[Dataset excerpts]

· · · · · · ·

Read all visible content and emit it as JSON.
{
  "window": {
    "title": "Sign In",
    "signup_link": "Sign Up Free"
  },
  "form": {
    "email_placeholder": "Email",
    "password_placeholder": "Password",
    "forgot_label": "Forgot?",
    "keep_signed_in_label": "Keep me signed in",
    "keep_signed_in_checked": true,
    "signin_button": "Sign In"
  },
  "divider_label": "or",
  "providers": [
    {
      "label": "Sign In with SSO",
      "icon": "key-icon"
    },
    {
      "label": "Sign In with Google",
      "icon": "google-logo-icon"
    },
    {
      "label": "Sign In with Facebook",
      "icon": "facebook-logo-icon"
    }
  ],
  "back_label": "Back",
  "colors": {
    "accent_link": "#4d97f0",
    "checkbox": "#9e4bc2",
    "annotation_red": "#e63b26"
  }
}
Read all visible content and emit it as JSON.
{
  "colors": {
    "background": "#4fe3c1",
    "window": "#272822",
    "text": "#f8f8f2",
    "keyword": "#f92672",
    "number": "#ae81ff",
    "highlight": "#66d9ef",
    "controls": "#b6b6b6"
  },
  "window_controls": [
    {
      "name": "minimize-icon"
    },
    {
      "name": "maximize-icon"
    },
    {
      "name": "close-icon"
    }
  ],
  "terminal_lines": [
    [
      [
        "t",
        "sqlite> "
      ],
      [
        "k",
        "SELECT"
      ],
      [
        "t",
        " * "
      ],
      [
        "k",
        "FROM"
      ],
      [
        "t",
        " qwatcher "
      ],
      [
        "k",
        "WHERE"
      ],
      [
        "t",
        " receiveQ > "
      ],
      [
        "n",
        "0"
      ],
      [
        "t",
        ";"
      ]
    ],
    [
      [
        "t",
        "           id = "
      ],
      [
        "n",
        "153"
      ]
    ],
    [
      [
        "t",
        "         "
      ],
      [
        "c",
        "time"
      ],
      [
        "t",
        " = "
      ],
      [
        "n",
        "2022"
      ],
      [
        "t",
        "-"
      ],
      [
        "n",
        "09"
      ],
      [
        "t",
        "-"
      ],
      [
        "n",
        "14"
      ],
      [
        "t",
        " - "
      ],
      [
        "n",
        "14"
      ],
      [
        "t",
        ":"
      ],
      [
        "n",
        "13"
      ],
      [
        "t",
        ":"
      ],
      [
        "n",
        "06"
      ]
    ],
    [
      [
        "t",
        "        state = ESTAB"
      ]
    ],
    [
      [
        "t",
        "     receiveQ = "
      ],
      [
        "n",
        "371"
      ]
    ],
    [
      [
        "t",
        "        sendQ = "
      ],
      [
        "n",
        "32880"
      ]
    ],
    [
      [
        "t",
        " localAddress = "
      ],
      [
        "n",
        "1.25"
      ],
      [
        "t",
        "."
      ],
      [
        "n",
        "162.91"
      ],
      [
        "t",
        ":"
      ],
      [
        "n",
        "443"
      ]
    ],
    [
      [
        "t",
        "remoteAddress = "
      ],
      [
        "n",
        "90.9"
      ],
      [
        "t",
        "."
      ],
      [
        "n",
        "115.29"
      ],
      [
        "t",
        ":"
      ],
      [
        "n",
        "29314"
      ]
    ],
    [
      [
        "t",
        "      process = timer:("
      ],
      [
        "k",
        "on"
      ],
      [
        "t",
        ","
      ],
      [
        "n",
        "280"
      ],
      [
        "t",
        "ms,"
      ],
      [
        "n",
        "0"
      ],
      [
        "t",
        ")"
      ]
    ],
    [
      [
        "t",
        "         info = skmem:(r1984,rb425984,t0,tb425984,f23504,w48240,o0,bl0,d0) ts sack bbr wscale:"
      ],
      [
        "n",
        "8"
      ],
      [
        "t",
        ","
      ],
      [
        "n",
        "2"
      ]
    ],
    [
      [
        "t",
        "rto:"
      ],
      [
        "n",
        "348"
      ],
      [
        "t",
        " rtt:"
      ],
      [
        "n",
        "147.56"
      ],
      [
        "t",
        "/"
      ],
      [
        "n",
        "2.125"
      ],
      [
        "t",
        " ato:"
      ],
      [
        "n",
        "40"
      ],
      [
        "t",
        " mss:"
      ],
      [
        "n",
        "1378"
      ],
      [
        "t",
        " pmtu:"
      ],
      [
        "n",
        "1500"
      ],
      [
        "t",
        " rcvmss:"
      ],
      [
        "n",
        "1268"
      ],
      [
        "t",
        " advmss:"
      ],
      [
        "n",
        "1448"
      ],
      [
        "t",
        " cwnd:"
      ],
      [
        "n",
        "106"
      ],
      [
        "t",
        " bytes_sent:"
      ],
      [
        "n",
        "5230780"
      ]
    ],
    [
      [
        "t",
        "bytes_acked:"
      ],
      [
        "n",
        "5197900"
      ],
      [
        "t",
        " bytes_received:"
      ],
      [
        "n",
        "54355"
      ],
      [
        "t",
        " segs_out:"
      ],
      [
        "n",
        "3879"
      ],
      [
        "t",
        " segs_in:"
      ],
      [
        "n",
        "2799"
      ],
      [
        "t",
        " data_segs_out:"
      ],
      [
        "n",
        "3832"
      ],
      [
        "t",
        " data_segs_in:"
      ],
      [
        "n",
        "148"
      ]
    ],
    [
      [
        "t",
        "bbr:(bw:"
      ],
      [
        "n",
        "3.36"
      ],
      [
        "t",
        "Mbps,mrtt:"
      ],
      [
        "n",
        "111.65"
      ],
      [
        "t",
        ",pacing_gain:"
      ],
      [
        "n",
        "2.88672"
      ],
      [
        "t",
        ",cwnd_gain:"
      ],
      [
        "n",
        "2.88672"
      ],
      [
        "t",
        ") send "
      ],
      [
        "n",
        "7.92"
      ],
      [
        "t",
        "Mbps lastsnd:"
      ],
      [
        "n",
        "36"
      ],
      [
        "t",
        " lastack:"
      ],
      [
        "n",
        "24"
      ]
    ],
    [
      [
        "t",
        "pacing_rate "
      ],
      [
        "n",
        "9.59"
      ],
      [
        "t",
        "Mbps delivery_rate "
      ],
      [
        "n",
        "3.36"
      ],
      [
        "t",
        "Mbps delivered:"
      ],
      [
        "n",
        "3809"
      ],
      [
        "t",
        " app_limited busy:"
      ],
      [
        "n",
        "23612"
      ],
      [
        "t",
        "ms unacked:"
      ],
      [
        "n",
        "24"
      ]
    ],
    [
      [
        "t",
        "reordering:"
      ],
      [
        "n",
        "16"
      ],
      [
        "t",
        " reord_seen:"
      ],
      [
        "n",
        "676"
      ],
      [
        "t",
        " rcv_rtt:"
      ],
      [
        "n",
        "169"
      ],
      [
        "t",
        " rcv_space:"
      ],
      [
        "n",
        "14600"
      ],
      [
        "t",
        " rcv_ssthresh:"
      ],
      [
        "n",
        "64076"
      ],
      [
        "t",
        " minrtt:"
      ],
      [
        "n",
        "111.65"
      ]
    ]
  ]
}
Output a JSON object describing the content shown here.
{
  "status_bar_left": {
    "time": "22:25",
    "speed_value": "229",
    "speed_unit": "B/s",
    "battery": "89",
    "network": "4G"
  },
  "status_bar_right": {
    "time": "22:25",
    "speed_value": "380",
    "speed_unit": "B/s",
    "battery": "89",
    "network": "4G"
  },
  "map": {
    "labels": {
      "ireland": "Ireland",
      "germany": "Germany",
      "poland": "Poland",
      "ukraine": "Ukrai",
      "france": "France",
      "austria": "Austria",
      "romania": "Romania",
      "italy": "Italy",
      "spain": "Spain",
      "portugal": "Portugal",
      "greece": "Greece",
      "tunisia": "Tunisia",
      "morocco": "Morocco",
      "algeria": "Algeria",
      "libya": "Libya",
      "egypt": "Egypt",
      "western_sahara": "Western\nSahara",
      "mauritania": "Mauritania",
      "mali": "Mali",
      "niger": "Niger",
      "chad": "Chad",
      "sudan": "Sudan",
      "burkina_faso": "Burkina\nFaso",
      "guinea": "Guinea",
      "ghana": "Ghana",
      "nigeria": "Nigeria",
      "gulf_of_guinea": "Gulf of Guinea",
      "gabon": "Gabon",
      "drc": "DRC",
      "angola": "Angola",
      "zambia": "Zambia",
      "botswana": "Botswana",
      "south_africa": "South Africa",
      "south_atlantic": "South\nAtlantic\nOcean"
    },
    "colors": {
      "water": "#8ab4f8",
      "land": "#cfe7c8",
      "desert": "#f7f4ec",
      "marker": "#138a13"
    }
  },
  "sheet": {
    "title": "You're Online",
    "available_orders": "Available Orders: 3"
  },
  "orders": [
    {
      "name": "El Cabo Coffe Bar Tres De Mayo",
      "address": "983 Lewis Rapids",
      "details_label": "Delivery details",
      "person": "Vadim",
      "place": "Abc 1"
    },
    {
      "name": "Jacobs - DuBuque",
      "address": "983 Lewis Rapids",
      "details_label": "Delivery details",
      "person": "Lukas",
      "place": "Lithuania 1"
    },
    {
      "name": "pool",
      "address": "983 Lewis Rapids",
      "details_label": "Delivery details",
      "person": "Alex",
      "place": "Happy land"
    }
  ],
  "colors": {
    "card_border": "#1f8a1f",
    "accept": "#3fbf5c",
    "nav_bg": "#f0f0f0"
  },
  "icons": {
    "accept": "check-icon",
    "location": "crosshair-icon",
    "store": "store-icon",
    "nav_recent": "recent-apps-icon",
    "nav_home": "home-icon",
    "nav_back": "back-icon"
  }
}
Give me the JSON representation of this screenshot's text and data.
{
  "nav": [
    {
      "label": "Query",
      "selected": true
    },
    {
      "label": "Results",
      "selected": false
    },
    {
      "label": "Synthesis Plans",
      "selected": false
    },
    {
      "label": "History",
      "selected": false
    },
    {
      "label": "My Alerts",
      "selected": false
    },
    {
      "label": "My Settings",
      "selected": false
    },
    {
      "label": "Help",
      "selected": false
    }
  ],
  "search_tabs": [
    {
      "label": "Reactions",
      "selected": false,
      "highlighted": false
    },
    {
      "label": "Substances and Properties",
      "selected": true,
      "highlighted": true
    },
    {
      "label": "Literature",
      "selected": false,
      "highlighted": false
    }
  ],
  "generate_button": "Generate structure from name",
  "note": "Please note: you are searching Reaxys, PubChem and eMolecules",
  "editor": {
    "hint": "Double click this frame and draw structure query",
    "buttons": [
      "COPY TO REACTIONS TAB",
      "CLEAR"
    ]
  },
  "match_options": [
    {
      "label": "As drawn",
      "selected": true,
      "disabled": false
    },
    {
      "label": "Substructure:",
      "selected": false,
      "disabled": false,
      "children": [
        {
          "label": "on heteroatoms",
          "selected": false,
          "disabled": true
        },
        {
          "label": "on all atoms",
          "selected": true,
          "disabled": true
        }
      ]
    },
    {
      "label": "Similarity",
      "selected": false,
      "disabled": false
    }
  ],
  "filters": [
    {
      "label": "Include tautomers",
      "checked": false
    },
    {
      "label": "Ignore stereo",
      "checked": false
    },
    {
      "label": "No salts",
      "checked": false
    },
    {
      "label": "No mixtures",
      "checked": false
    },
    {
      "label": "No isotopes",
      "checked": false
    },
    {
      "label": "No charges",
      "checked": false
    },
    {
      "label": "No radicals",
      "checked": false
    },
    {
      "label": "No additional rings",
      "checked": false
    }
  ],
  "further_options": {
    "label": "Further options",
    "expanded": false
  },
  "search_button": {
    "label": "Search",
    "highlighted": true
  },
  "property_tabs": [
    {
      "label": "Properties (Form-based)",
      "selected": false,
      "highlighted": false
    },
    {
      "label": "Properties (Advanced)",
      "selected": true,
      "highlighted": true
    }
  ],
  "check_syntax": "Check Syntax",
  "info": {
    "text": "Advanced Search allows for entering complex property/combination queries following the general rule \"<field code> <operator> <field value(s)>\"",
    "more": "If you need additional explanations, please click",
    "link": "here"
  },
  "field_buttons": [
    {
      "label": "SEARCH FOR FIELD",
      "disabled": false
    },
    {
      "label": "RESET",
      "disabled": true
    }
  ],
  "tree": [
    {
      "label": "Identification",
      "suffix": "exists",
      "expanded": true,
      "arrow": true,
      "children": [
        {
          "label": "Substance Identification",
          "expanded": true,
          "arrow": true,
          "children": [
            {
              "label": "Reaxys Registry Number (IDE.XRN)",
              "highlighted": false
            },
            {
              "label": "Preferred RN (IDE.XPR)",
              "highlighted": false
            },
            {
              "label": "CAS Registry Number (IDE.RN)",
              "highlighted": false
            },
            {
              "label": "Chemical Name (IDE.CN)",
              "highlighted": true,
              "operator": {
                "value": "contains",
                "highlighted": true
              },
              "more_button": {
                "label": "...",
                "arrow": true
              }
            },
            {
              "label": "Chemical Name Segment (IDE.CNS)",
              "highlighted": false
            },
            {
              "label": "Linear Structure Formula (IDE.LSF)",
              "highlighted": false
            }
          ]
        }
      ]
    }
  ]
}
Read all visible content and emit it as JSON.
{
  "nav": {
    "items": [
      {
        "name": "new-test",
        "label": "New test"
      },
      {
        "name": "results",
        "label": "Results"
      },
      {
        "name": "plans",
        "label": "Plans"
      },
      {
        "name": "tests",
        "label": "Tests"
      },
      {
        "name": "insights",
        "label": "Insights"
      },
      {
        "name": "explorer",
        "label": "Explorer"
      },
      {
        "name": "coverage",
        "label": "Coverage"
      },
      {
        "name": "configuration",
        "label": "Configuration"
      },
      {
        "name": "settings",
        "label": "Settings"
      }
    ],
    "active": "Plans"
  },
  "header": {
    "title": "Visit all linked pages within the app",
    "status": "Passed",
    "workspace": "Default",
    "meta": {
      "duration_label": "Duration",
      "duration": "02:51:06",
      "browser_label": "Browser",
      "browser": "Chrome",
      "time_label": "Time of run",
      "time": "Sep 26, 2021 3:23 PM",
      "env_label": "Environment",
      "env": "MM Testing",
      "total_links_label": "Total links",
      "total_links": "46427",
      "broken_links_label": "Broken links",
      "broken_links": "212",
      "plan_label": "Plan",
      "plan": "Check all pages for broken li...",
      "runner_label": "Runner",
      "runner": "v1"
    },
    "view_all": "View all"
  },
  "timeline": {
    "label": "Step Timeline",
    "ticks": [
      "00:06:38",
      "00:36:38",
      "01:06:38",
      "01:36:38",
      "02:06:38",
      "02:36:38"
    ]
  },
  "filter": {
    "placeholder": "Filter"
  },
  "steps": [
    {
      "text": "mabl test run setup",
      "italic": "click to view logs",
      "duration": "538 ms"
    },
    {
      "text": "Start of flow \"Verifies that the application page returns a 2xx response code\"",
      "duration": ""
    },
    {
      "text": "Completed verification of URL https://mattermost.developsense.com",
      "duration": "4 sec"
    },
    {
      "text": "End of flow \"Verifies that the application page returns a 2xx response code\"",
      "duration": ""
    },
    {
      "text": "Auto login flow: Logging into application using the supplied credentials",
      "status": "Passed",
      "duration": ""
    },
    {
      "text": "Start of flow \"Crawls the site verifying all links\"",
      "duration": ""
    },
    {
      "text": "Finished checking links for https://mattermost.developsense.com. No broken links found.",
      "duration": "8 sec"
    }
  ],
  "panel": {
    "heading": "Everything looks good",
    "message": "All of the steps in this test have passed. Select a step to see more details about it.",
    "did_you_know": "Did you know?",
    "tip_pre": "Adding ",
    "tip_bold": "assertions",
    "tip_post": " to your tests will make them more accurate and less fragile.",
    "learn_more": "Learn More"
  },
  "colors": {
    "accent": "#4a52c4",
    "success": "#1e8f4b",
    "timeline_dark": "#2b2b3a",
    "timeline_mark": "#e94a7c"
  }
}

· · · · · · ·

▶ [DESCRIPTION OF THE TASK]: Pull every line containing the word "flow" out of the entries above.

▶ [EXERCISE OUTPUT]:
      "text": "Start of flow \"Verifies that the application page returns a 2xx response code\"",
      "text": "End of flow \"Verifies that the application page returns a 2xx response code\"",
      "text": "Auto login flow: Logging into application using the supplied credentials",
      "text": "Start of flow \"Crawls the site verifying all links\"",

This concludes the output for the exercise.